Now Volkswagen Passenger Cars CEO Thomas Schafer claims that his company will bring self-driving vehicles into the mainstream by 2030. This comes as the company is driving a big offensive on the EV front, with important models such as the VW Golf going all-electric in the near future.
Schafer's comments come after the US-based self-driving start-up Argo, Which VW invested billions into, announced that it was shutting down. VW seems to have taken the news on the chin and said that it was "consolidating its development partnerships" and added that "our goal is to offer our customers the most powerful functions at the earliest possible time and to set up our development as cost-effectively as possible."
VW will spearhead its self-driving mission with the help of Cariad in China, while Bosh will drive its global autonomous crusade. VW, along with most other manufacturers, has faced continuing setbacks in the race for autonomous driving, including a global chip shortage, logistical issues, legal setbacks, and the fact that electrification is drawing massive amounts of resources away from other projects.
Schafer added that specific issues hold VW back: "It's not as trivial as it seems. It's the legislation, the camera systems, the chips, the energy consumption, and the speed of calculation. The car will be the biggest data collection device there is. It's really complex."
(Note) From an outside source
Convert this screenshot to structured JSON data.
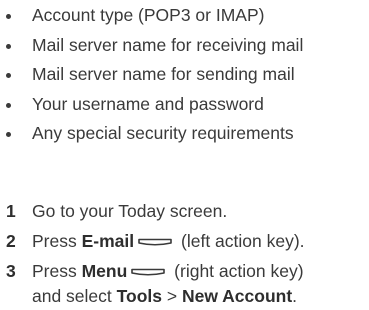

Schafer continued to talk about the red tape constraining development: "The technology is available, and we are driving in Hamburg and Munich autonomously. The cost of the car is still prohibitive because so little of it gets manufactured. And there's always the need to prove that the system drives better than a human. The legislation for it is enormous. It's totally different from country to country."
Volkswagen is currently aiming to offer a self-driving ID. Buzz to its customers through a self-hailing service in Hamburg in 2025, presumably using former Argo employees to help reach that goal.